Generation Selfie: Are We Now Officially Celebrating Narcissism?

The Internet's most annoying phenomenon is the OED's Word of the Year.

Even <a href="" target="_blank">Jim Gardner</a> takes selfies now

How pervasive is the selfie? Even Jim Gardner is taking them now.

As a freelance journalist, I spend a lot of time on Twitter promoting my work, reading other people’s, and — like most everyone else these days — waiting to see what Rob Ford’s going to do next.

Excepting the occasional photo of my animals, for the most part I keep it pretty professional. But two days ago I decided to do something I’d never done before and, as God is my witness, will never do again.

I posted a selfie.

I beg your forgiveness. It was an act of impulse, I assure you — inspired by the news that the Oxford English Dictionary had chosen the term as its Word of the Year:
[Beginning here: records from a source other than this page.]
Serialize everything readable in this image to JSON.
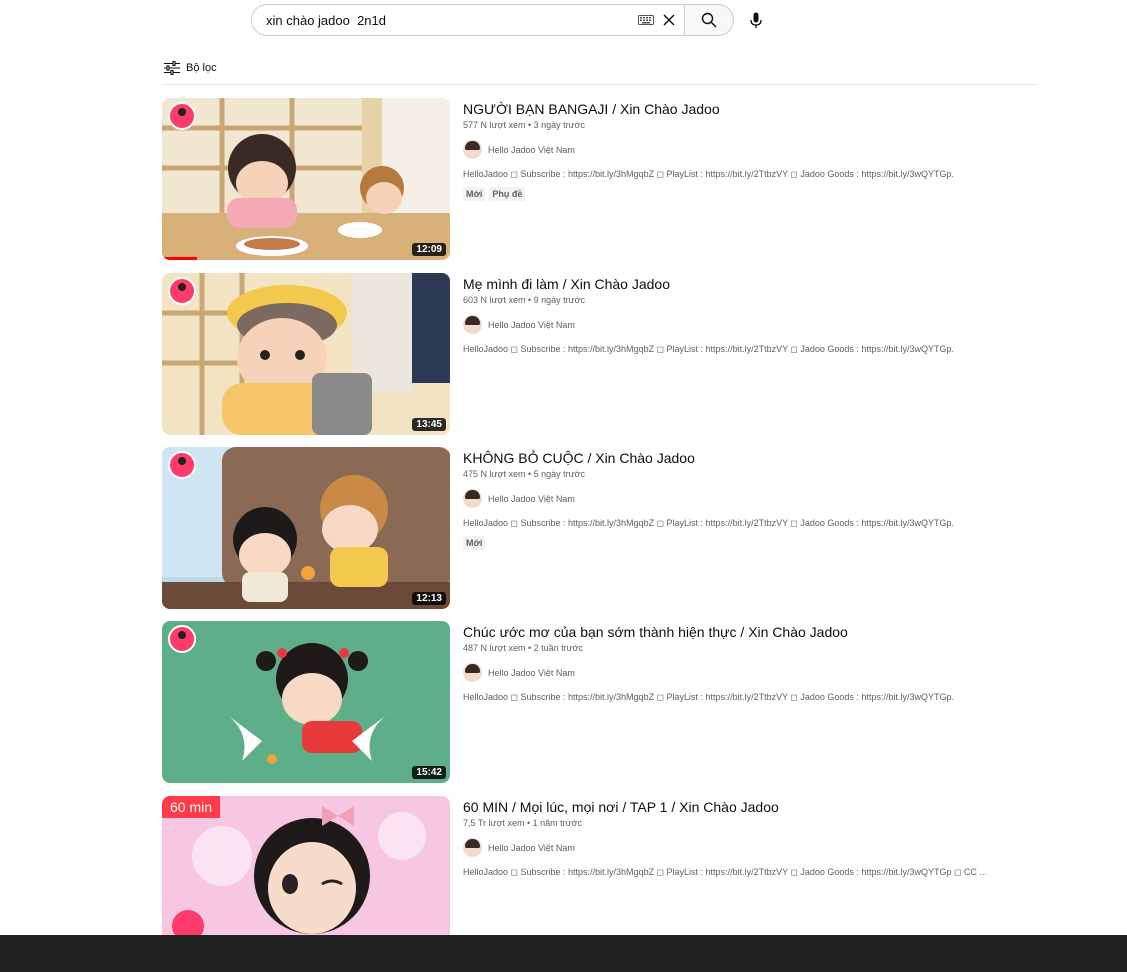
{
  "search": {
    "query": "xin chào jadoo  2n1d"
  },
  "filter": {
    "label": "Bộ lọc"
  },
  "results": [
    {
      "title": "NGƯỜI BẠN BANGAJI / Xin Chào Jadoo",
      "meta": "577 N lượt xem • 3 ngày trước",
      "channel": "Hello Jadoo Việt Nam",
      "description": "HelloJadoo ◻ Subscribe : https://bit.ly/3hMgqbZ ◻ PlayList : https://bit.ly/2TtbzVY ◻ Jadoo Goods : https://bit.ly/3wQYTGp.",
      "duration": "12:09",
      "tags": [
        "Mới",
        "Phụ đề"
      ],
      "watched": 0.12
    },
    {
      "title": "Mẹ mình đi làm / Xin Chào Jadoo",
      "meta": "603 N lượt xem • 9 ngày trước",
      "channel": "Hello Jadoo Việt Nam",
      "description": "HelloJadoo ◻ Subscribe : https://bit.ly/3hMgqbZ ◻ PlayList : https://bit.ly/2TtbzVY ◻ Jadoo Goods : https://bit.ly/3wQYTGp.",
      "duration": "13:45",
      "tags": []
    },
    {
      "title": "KHÔNG BỎ CUỘC / Xin Chào Jadoo",
      "meta": "475 N lượt xem • 5 ngày trước",
      "channel": "Hello Jadoo Việt Nam",
      "description": "HelloJadoo ◻ Subscribe : https://bit.ly/3hMgqbZ ◻ PlayList : https://bit.ly/2TtbzVY ◻ Jadoo Goods : https://bit.ly/3wQYTGp.",
      "duration": "12:13",
      "tags": [
        "Mới"
      ]
    },
    {
      "title": "Chúc ước mơ của bạn sớm thành hiện thực / Xin Chào Jadoo",
      "meta": "487 N lượt xem • 2 tuần trước",
      "channel": "Hello Jadoo Việt Nam",
      "description": "HelloJadoo ◻ Subscribe : https://bit.ly/3hMgqbZ ◻ PlayList : https://bit.ly/2TtbzVY ◻ Jadoo Goods : https://bit.ly/3wQYTGp.",
      "duration": "15:42",
      "tags": []
    },
    {
      "title": "60 MIN / Mọi lúc, mọi nơi / TAP 1 / Xin Chào Jadoo",
      "meta": "7,5 Tr lượt xem • 1 năm trước",
      "channel": "Hello Jadoo Việt Nam",
      "description": "HelloJadoo ◻ Subscribe : https://bit.ly/3hMgqbZ ◻ PlayList : https://bit.ly/2TtbzVY ◻ Jadoo Goods : https://bit.ly/3wQYTGp ◻ CC ...",
      "duration": "",
      "badge": "60 min",
      "tags": []
    }
  ],
  "colors": {
    "progress": "#ff0000",
    "badge": "#ff3b4a",
    "bottom_bar": "#222222"
  }
}
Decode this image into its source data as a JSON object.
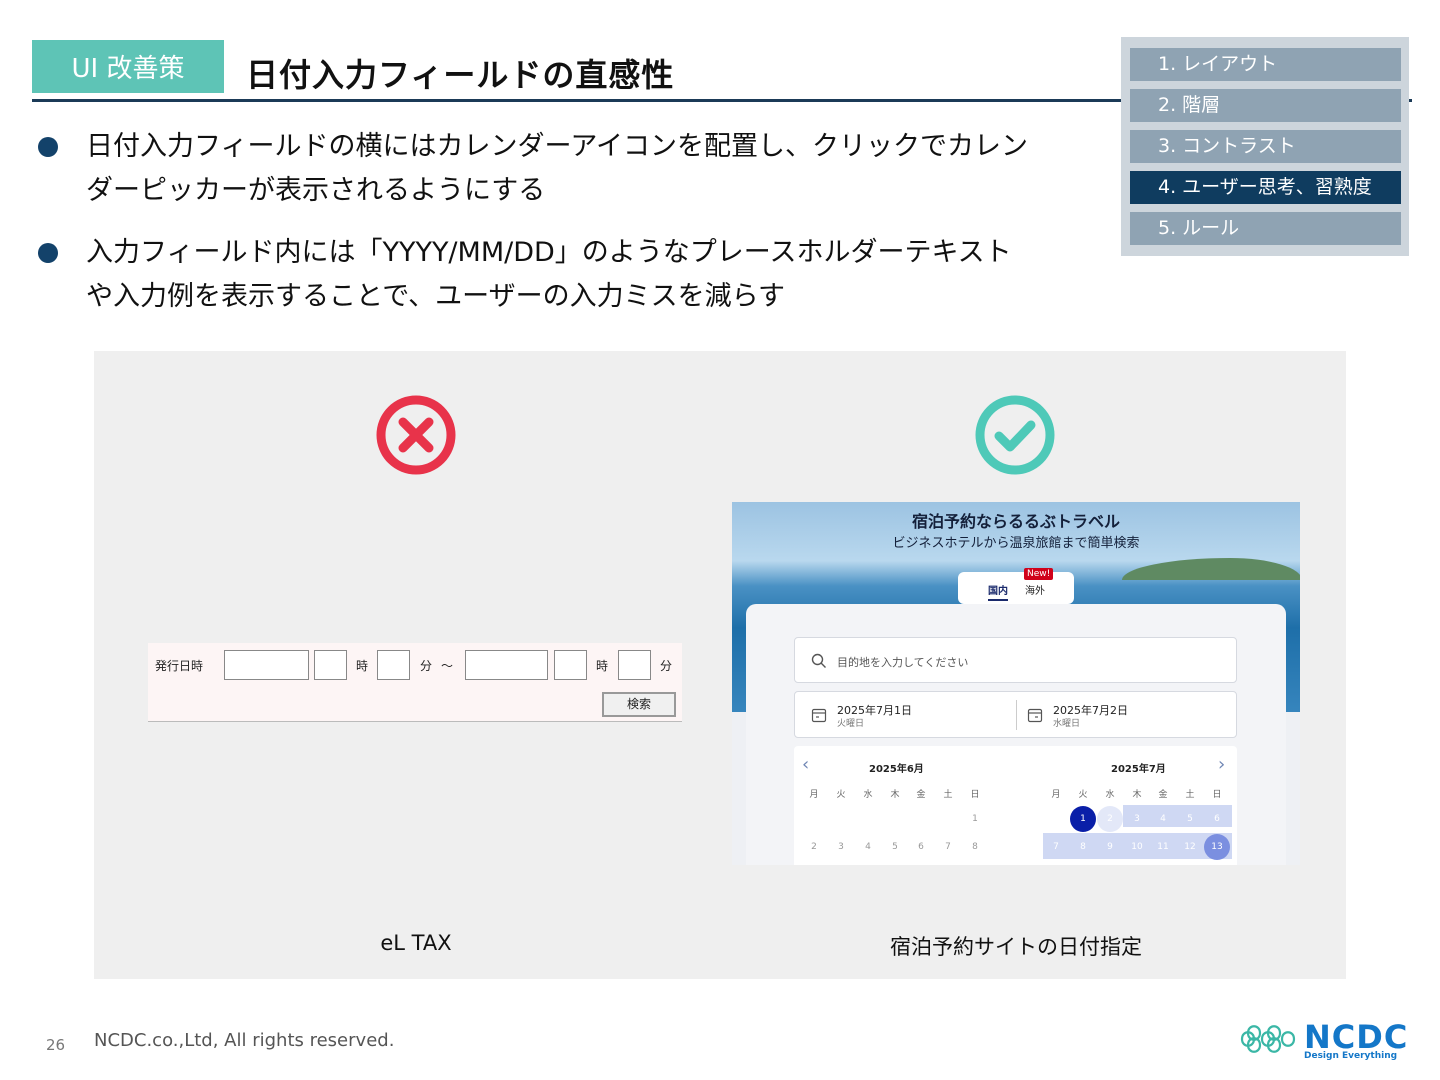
{
  "header": {
    "tag": "UI 改善策",
    "title": "日付入力フィールドの直感性"
  },
  "index": {
    "items": [
      {
        "label": "1. レイアウト",
        "active": false
      },
      {
        "label": "2. 階層",
        "active": false
      },
      {
        "label": "3. コントラスト",
        "active": false
      },
      {
        "label": "4. ユーザー思考、習熟度",
        "active": true
      },
      {
        "label": "5. ルール",
        "active": false
      }
    ]
  },
  "bullets": [
    {
      "line1": "日付入力フィールドの横にはカレンダーアイコンを配置し、クリックでカレン",
      "line2": "ダーピッカーが表示されるようにする"
    },
    {
      "line1": "入力フィールド内には「YYYY/MM/DD」のようなプレースホルダーテキスト",
      "line2": "や入力例を表示することで、ユーザーの入力ミスを減らす"
    }
  ],
  "examples": {
    "bad": {
      "icon": "x-circle-icon",
      "caption": "eL TAX",
      "form": {
        "label": "発行日時",
        "hour": "時",
        "minute": "分",
        "tilde": "～",
        "search_button": "検索"
      }
    },
    "good": {
      "icon": "check-circle-icon",
      "caption": "宿泊予約サイトの日付指定",
      "site": {
        "title": "宿泊予約ならるるぶトラベル",
        "subtitle": "ビジネスホテルから温泉旅館まで簡単検索",
        "tab_domestic": "国内",
        "tab_overseas": "海外",
        "new_badge": "New!",
        "search_placeholder": "目的地を入力してください",
        "checkin": {
          "date": "2025年7月1日",
          "weekday": "火曜日"
        },
        "checkout": {
          "date": "2025年7月2日",
          "weekday": "水曜日"
        },
        "calendar": {
          "left_month": "2025年6月",
          "right_month": "2025年7月",
          "weekdays": [
            "月",
            "火",
            "水",
            "木",
            "金",
            "土",
            "日"
          ],
          "left_days_row1": [
            "1"
          ],
          "left_days_row2": [
            "2",
            "3",
            "4",
            "5",
            "6",
            "7",
            "8"
          ],
          "right_days_row1": [
            "1",
            "2",
            "3",
            "4",
            "5",
            "6"
          ],
          "right_days_row2": [
            "7",
            "8",
            "9",
            "10",
            "11",
            "12",
            "13"
          ]
        }
      }
    }
  },
  "colors": {
    "accent": "#5ec4b6",
    "navy": "#0f3c5f",
    "bad": "#e8334a",
    "good": "#4ec9b8"
  },
  "footer": {
    "page": "26",
    "copyright": "NCDC.co.,Ltd, All rights reserved.",
    "logo": "NCDC",
    "logo_tagline": "Design Everything"
  }
}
But I won’t lie. It felt pretty good. There’s a feeling of omnipotence that comes from heaving your effigy into the cyber-consciousness of hundreds of people all at once. And with Twitter’s new embedded-image feature, that power is amplified by the knowledge that your likeness will be nearly impossible to avoid, if only for a second.

Yet, like any good drug, the euphoria is fleeting and followed by a prolonged state of shame. What have I done? Did anyone see? And, before too long: Where can I get some more?

I can confidently report that as of today I’m officially on the selfie wagon; but for hundreds of millions of (mostly young) people, rock bottom is still a long, long way away.  What message, if any, should we draw from their endless quest for attention?

Legend has it that the first selfie was shot by the Russian Grand Duchess Anastasia with a box camera in front of a mirror in 1914 — when Mark Zuckerberg was yet a glimmer in his great granddaddy’s eye — and enclosed in a letter to her father, Tsar Nicholas II. But by most accounts the first photo to be described as a “selfie” can be traced to 2002, in a posting to an Australian Internet forum on September 13th of that year. For the unnamed poster, it had apparently been a rough night:

“Um, drunk at a mates 21st, I tripped ofer [sic] and landed lip first (with front teeth coming a very close second) on a set of steps. I had a hole about 1cm long right through my bottom lip. And sorry about the focus, it was a selfie.”

It took a few years, but the nomenclature eventually trickled into social media and started showing up as a term to tag self-portraits — usually bad ones — first on Flickr and later on Facebook. The oldest reference to the #selfie hashtag in its current usage that I could find on Twitter is this one, from September 2009:

For most of its existence the selfie was a niche meme, inhabiting the dark corners of the social media universe. And there it would have likely stayed if not for two game-changing technological milestones: the 2010 release of Apple’s iPhone 4 — the first model with a front-facing camera — and, almost simultaneously, the debut of the photo-sharing platform Instagram. The first selfie showed up on Instagram in January 2011, and the floodgates opened up. Barely three years later there are more than 57 million photos bearing the #selfie hashtag on Instagram. And according to the OED, the frequency of the word in the English language has increased by 17,000% over the past year alone.

For the uninitiated, it’s tempting to equate the selfie with the self portrait. This is a mistake. Selfies are a diminutive version of the real thing, the self portrait’s garish little cousin preening for attention until you just want to grab him by the lapels and shake him. In case you’re still confused, this is a self portrait. And this is a selfie.  Any questions?

Selfies run the gamut from the whimsical to the pornographic, but if they share one thing in common it’s that, whether subtly or emphatically, they are a plea for attention.  There is no self discovery here. Some observers take that as evidence that we are experiencing a plague of “look-at-me”-ism. I am slightly dubious of that charge. Yes, there is an undeniable element of narcissism attached to the selfie, but for centuries humans have asserted their uniqueness through various means of self expression within their social groups. The Internet, for better or worse, is simply another, much larger, forum for doing that.  In and of itself, there is nothing particularly nefarious about that.

My concern, to the extent I have one, is that in their obsession to turn the camera on themselves, selfie enthusiasts are learning to unsee the rest of what’s out there. By one measure nearly a third of all pictures taken by adolescents under the age of 24 are selfies. To those people I would say, the camera is a powerful tool for unlocking the world’s secrets — the beautiful, the grotesque and everything in between.  All you have to do is turn it around.

Follow @cmoraff on Twitter.